Singer-songwriter Solange.


Jamie McCarthy/Getty Images

  • On Saturday, London magazine The Evening Standard apologized to singer Solange for Photoshopping her hair on its latest cover.
  • In a statement to the Guardian, the magazine said it edited the singer’s hair “for layout purposes.”
  • “But plainly we made the wrong call and we have offered our unreserved apologies to Solange,” the statement said.
  • Solange called out the publication on Friday after seeing that a braided crown had been digitally removed from her head.
  • The singer shared the unedited photo on Instagram, along with the caption “dtmh” — a reference to her critically acclaimed song, “Don’t Touch My Hair.”

London-based magazine The Evening Standard has apologized to Solange Knowles after Photoshopping her braids on the cover of its latest issue.

Last Friday, the Grammy Award-winning singer called out the magazine for digitally removing a braided crown from her hair in its cover image. Solange shared the original, unedited photo on Instagram, along with the caption “dtmh” — a reference to the song, “Don’t Touch My Hair,” from her album, “A Seat at the Table.”

Here’s the unedited photo, which Solange posted on Friday:

And here’s The Evening Standard’s cover:


Evening Standard’s edited cover.


Evening Standard

“The decision to amend the photograph was taken for layout purposes,” The Evening Standard explained in a statement to the Guardian on Saturday. “But plainly we made the wrong call and we have offered our unreserved apologies to Solange.”

The statement continued: “We were delighted to have the chance to interview the wonderful Solange Knowles and photograph her for this week’s edition of ES. It is therefore a matter of great regret that the finished cover artwork caused concern and offense.”

Following Solange’s Instagram post on Friday, people online were both furious and confused about the Evening Standard’s decision to edit out the singer’s braided crown.

“She literally sings a song called ‘Don’t touch my hair’? So why would you photoshop out her braided crown?” one person asked on Twitter.

Someone else tweeted: “Just rude! The Evening Standard cropped out Solange’s braid from cover despite knowing its significance.”

“Yet to understand why this mag would photoshop Solange’s braid especially when she speaks about the importance of braids in her interview,” another person tweeted.

Indeed, the singer talked candidly about the significance of her hair in her interview with Evening Standard. “[Braiding] is an act of beauty, an act of convenience, and an act of tradition,” she told the magazine.

It’s a powerful sentiment that Solange has shared before, both in her music— “Don’t touch my hair / When it’s the feelings I wear” — and with the media.
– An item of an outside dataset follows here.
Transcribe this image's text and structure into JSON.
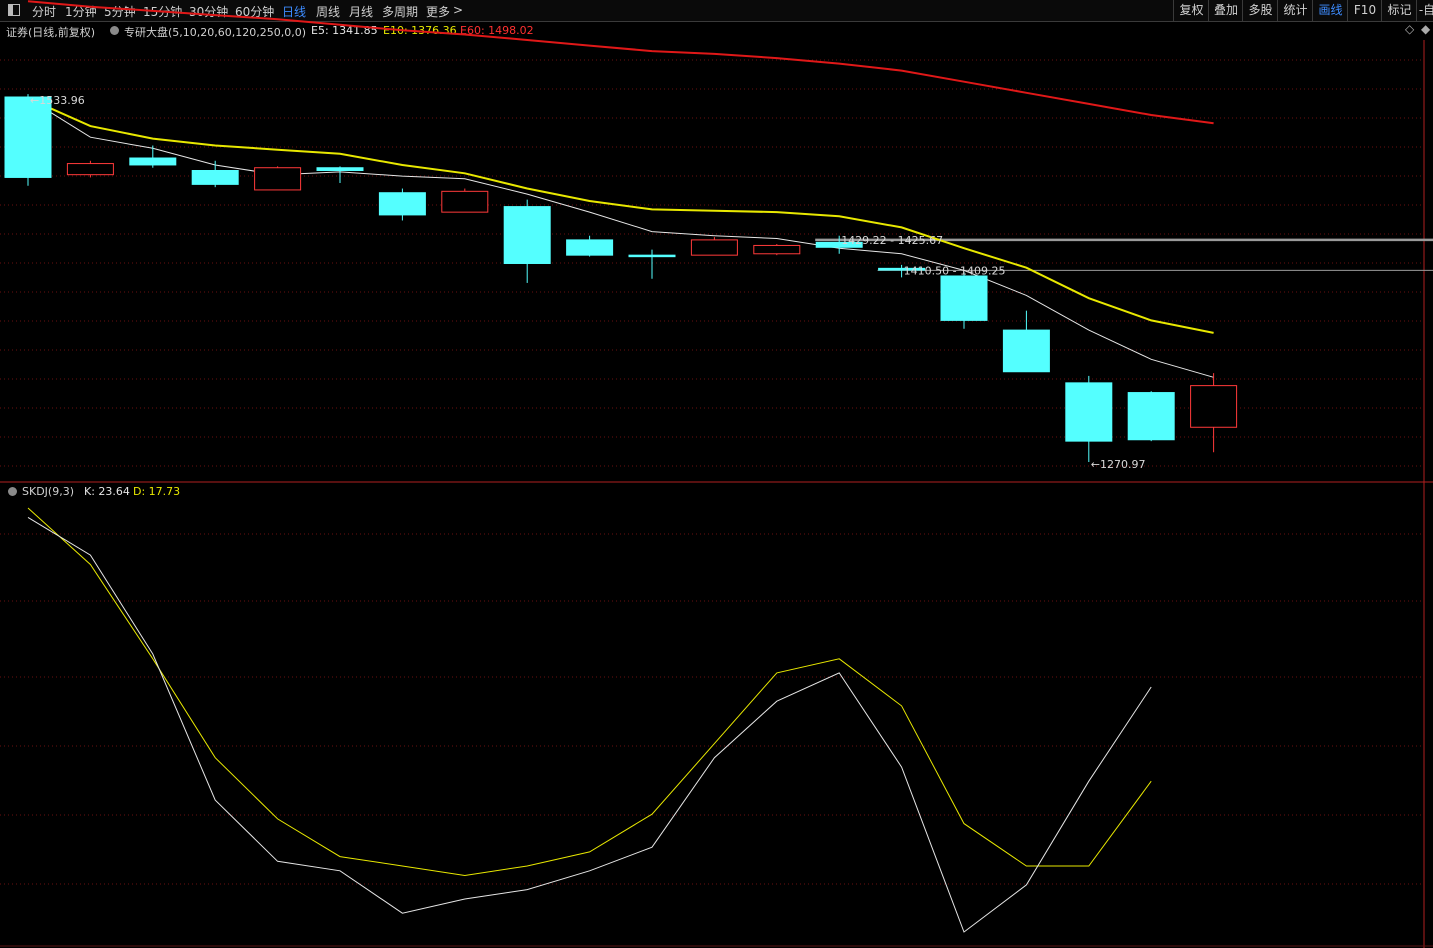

Cover photo aside, the author of The Evening Standard’s story about Solange asked the magazine to remove her byline from the piece on Thursday.
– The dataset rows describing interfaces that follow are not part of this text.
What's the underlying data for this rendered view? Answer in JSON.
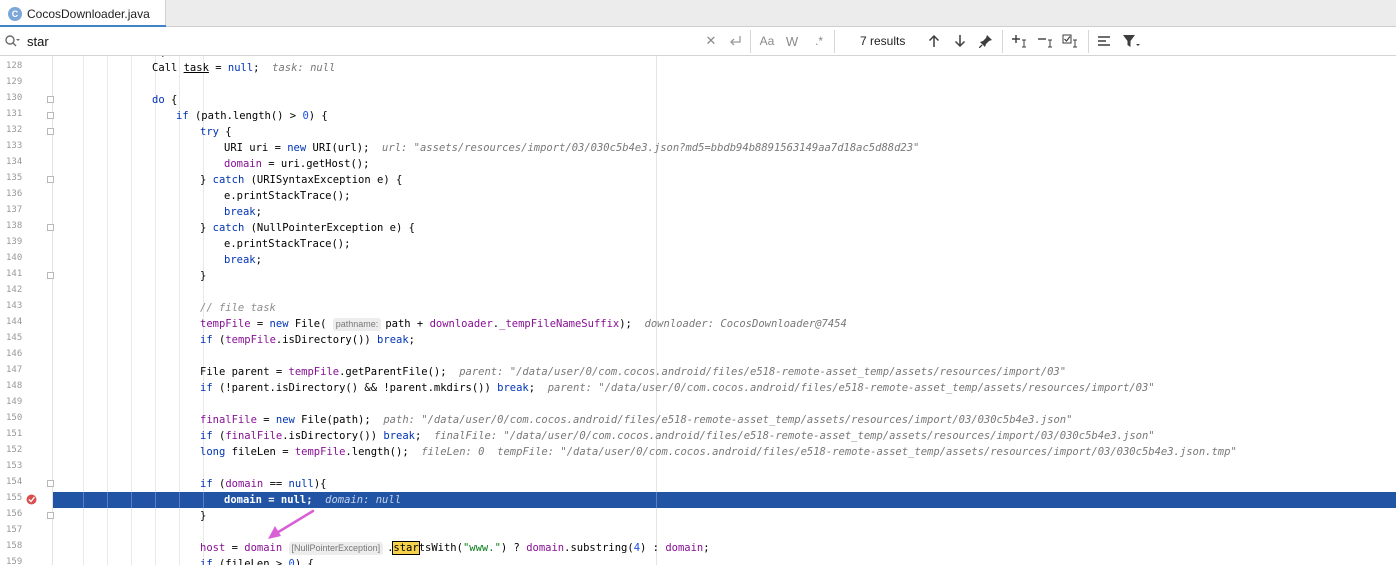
{
  "tab": {
    "title": "CocosDownloader.java",
    "icon_letter": "C"
  },
  "search": {
    "value": "star",
    "results_label": "7 results",
    "icons": [
      "search-icon",
      "clear-icon",
      "replace-icon",
      "match-case-icon",
      "words-icon",
      "regex-icon",
      "prev-occurrence-icon",
      "next-occurrence-icon",
      "pin-icon",
      "add-selection-icon",
      "remove-selection-icon",
      "select-all-icon",
      "multiline-icon",
      "filter-icon"
    ]
  },
  "editor": {
    "line_numbers": [
      "128",
      "129",
      "130",
      "131",
      "132",
      "133",
      "134",
      "135",
      "136",
      "137",
      "138",
      "139",
      "140",
      "141",
      "142",
      "143",
      "144",
      "145",
      "146",
      "147",
      "148",
      "149",
      "150",
      "151",
      "152",
      "153",
      "154",
      "155",
      "156",
      "157",
      "158",
      "159"
    ],
    "hints": {
      "task": "task: null",
      "url": "url: \"assets/resources/import/03/030c5b4e3.json?md5=bbdb94b8891563149aa7d18ac5d88d23\"",
      "pathname": "pathname:",
      "downloader": "downloader: CocosDownloader@7454",
      "parent1": "parent: \"/data/user/0/com.cocos.android/files/e518-remote-asset_temp/assets/resources/import/03\"",
      "parent2": "parent: \"/data/user/0/com.cocos.android/files/e518-remote-asset_temp/assets/resources/import/03\"",
      "path": "path: \"/data/user/0/com.cocos.android/files/e518-remote-asset_temp/assets/resources/import/03/030c5b4e3.json\"",
      "finalFile": "finalFile: \"/data/user/0/com.cocos.android/files/e518-remote-asset_temp/assets/resources/import/03/030c5b4e3.json\"",
      "fileLen": "fileLen: 0",
      "tempFile": "tempFile: \"/data/user/0/com.cocos.android/files/e518-remote-asset_temp/assets/resources/import/03/030c5b4e3.json.tmp\"",
      "domain": "domain: null",
      "exception": "[NullPointerException]"
    },
    "comment_file_task": "// file task",
    "current_line": "155",
    "find_match": "star"
  },
  "colors": {
    "highlight": "#2154a5",
    "keyword": "#0033b3",
    "field": "#871094",
    "number": "#1750eb",
    "string": "#067d17",
    "arrow": "#d95fd6"
  }
}
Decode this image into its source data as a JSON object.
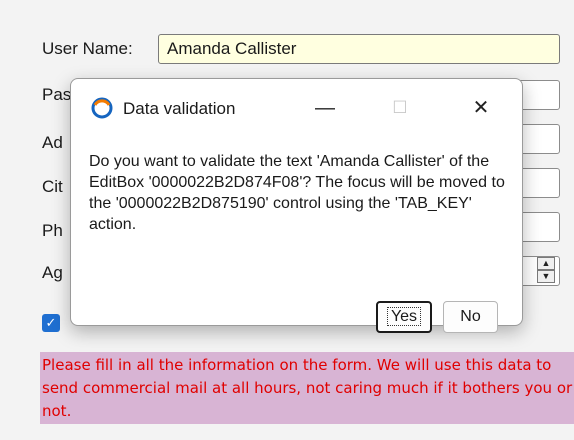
{
  "form": {
    "labels": {
      "username": "User Name:",
      "password_partial": "Pas",
      "address_partial": "Ad",
      "city_partial": "Cit",
      "phone_partial": "Ph",
      "age_partial": "Ag"
    },
    "username_value": "Amanda Callister",
    "checkbox_checked": true,
    "disclaimer": "Please fill in all the information on the form. We will use this data to send commercial mail at all hours, not caring much if it bothers you or not."
  },
  "dialog": {
    "title": "Data validation",
    "message": "Do you want to validate the text 'Amanda Callister' of the EditBox '0000022B2D874F08'? The focus will be moved to the '0000022B2D875190' control using the 'TAB_KEY' action.",
    "yes_label": "Yes",
    "no_label": "No",
    "minimize_glyph": "—",
    "maximize_glyph": "☐",
    "close_glyph": "✕"
  },
  "icons": {
    "app": "app-logo-icon",
    "spin_up": "▲",
    "spin_down": "▼",
    "check": "✓"
  },
  "colors": {
    "accent": "#1f6fd1",
    "disclaimer_bg": "#d8b4d4",
    "disclaimer_text": "#e00000",
    "username_bg": "#ffffe0"
  }
}
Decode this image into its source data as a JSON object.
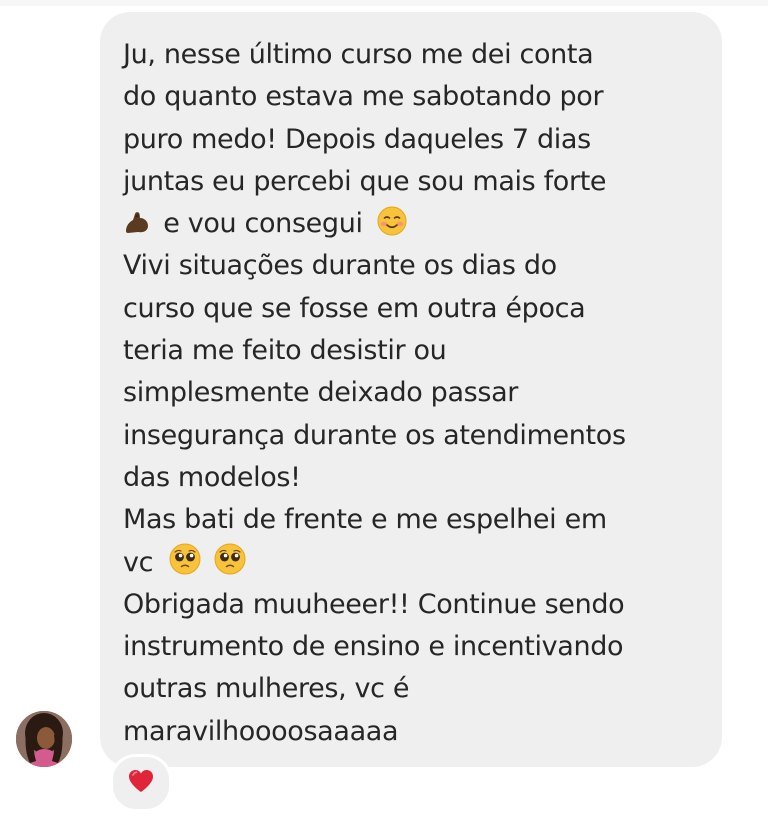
{
  "message": {
    "lines": [
      "Ju, nesse último curso me dei conta",
      "do quanto estava me sabotando por",
      "puro medo! Depois daqueles 7 dias",
      "juntas eu percebi que sou mais forte",
      "e vou consegui",
      "Vivi situações durante os dias do",
      "curso que se fosse em outra época",
      "teria me feito desistir ou",
      "simplesmente deixado passar",
      "insegurança durante os atendimentos",
      "das modelos!",
      "Mas bati de frente e me espelhei em",
      "vc",
      "Obrigada muuheeer!! Continue sendo",
      "instrumento de ensino e incentivando",
      "outras mulheres, vc é",
      "maravilhoooosaaaaa"
    ],
    "emojis": {
      "line5_lead": "flexed-biceps-icon",
      "line5_trail": "smiling-face-icon",
      "line13_trail": [
        "pleading-face-icon",
        "pleading-face-icon"
      ]
    }
  },
  "sender": {
    "avatar": "avatar-photo"
  },
  "reaction": {
    "icon": "red-heart-icon"
  },
  "colors": {
    "bubble": "#efefef",
    "text": "#262626",
    "heart": "#e0243a"
  }
}
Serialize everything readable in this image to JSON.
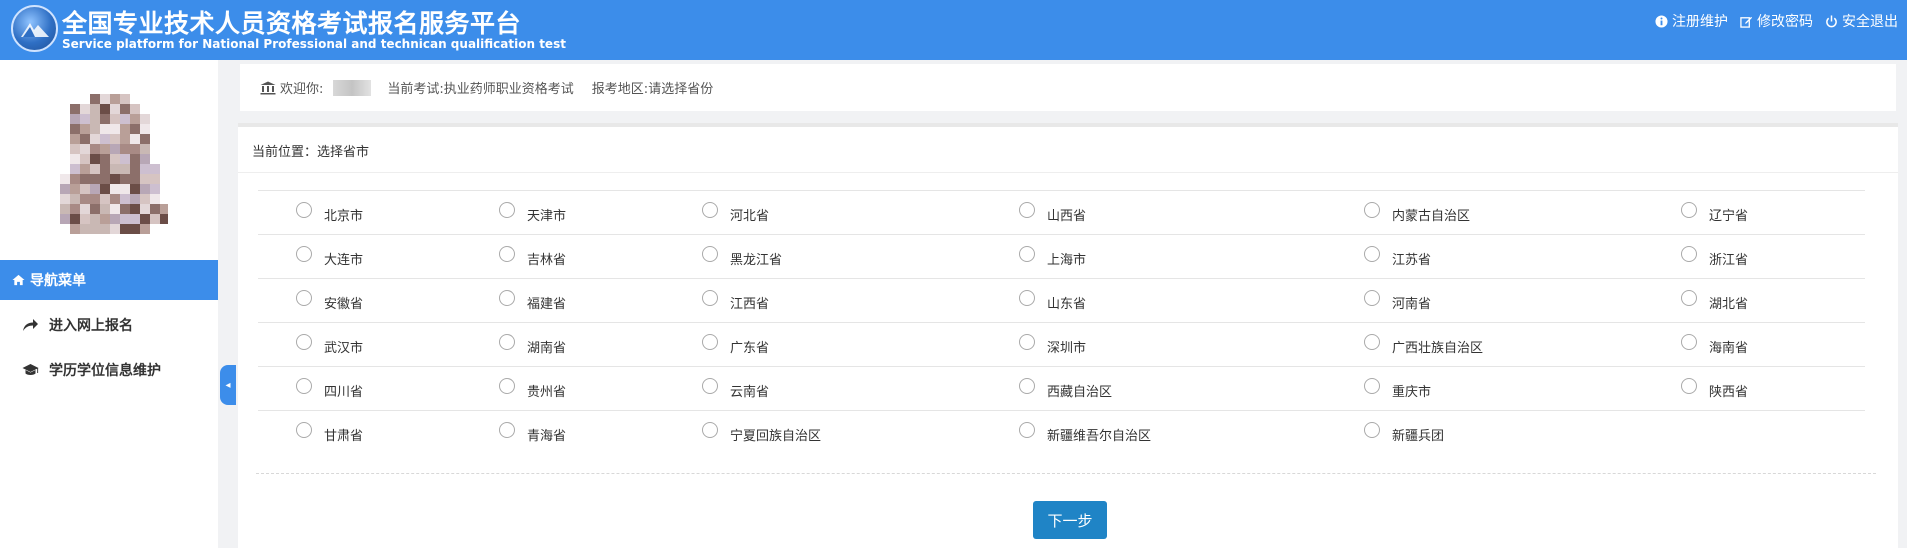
{
  "header": {
    "title_cn": "全国专业技术人员资格考试报名服务平台",
    "title_en": "Service platform for National Professional and technican qualification test",
    "logo_icon": "platform-logo",
    "actions": [
      {
        "label": "注册维护",
        "icon": "info-icon"
      },
      {
        "label": "修改密码",
        "icon": "edit-icon"
      },
      {
        "label": "安全退出",
        "icon": "power-icon"
      }
    ]
  },
  "sidebar": {
    "nav_header": "导航菜单",
    "items": [
      {
        "label": "进入网上报名",
        "icon": "share-arrow-icon"
      },
      {
        "label": "学历学位信息维护",
        "icon": "graduation-cap-icon"
      }
    ]
  },
  "welcome": {
    "greeting": "欢迎你:",
    "exam_label": "当前考试:",
    "exam_value": "执业药师职业资格考试",
    "region_label": "报考地区:",
    "region_value": "请选择省份"
  },
  "main": {
    "breadcrumb": "当前位置：选择省市",
    "rows": [
      [
        "北京市",
        "天津市",
        "河北省",
        "山西省",
        "内蒙古自治区",
        "辽宁省"
      ],
      [
        "大连市",
        "吉林省",
        "黑龙江省",
        "上海市",
        "江苏省",
        "浙江省"
      ],
      [
        "安徽省",
        "福建省",
        "江西省",
        "山东省",
        "河南省",
        "湖北省"
      ],
      [
        "武汉市",
        "湖南省",
        "广东省",
        "深圳市",
        "广西壮族自治区",
        "海南省"
      ],
      [
        "四川省",
        "贵州省",
        "云南省",
        "西藏自治区",
        "重庆市",
        "陕西省"
      ],
      [
        "甘肃省",
        "青海省",
        "宁夏回族自治区",
        "新疆维吾尔自治区",
        "新疆兵团"
      ]
    ],
    "next_button": "下一步"
  },
  "colors": {
    "primary": "#3c8dea",
    "button": "#1f84c6"
  }
}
In a series of tweets, writer Angelica Jade Bastién claimed magazine had “distorted” her writing and reporting “in ways that made [her] very uncomfortable.”

“I am publicly disowning the Solange piece London Evening Standard published today. The entire piece was a fiasco despite my efforts,” Bastién wrote on Twitter. She added: “I don’t want this piece attached to my rep as a writer at all. Hopefully disowning it gets that across.”